If you want to keep people seeing your stuff, then they have to interact with you. They have to click a like button, or leave a comment, or follow a link that you posted. When they do this, Facebook counts them as being interested in you, and you’re more likely to be a “top story” in their news feed.
Thus, the key to people seeing your stuff on Facebook is to post stuff that people are more likely to hit the “like” button about, or leave a comment. So ask a question every now and then. Post a pithy saying. Post a funny video or a funny status update, just so they will hit “like”.
When they hit “like”, that will then show up in all their friends’ ticker tape feed, the part that is now on the right hand side of the Facebook interface. And that may get you more traffic!
In sum, you should have a Facebook Page, but don’t ignore your personal profile, either. Lots of your friends won’t be fans of your page, so you should post in both. Just use lists to manage who sees what in your personal profile, and you won’t inundate people with too much information that isn’t helpful.
The most important part of keeping people interested in you, though, is the old truth that we can’t escape: post stuff that people actually find interesting and helpful. Do this, and people will interact with you, which will increase your visibility. Post only about yourself, and people will tune out.

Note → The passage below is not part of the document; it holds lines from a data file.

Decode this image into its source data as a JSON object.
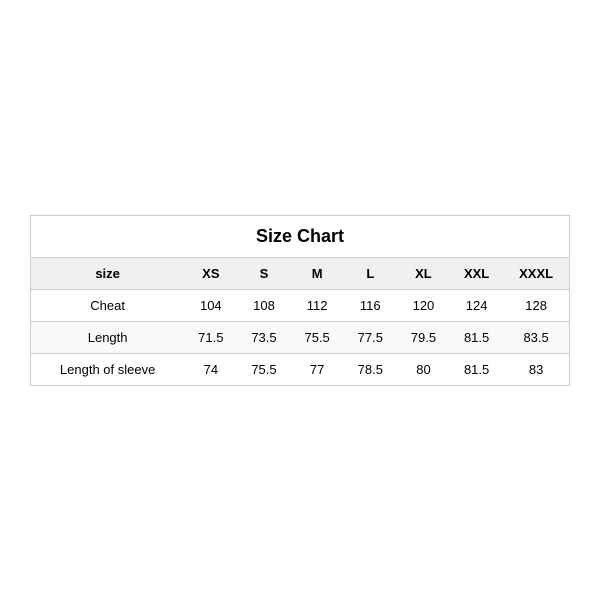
{
  "table": {
    "title": "Size Chart",
    "headers": [
      "size",
      "XS",
      "S",
      "M",
      "L",
      "XL",
      "XXL",
      "XXXL"
    ],
    "rows": [
      {
        "label": "Cheat",
        "values": [
          "104",
          "108",
          "112",
          "116",
          "120",
          "124",
          "128"
        ]
      },
      {
        "label": "Length",
        "values": [
          "71.5",
          "73.5",
          "75.5",
          "77.5",
          "79.5",
          "81.5",
          "83.5"
        ]
      },
      {
        "label": "Length of sleeve",
        "values": [
          "74",
          "75.5",
          "77",
          "78.5",
          "80",
          "81.5",
          "83"
        ]
      }
    ]
  }
}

I hope that helps! Tell me of your experiences with the new Facebook, and with Pages, and let’s see if we can help each other!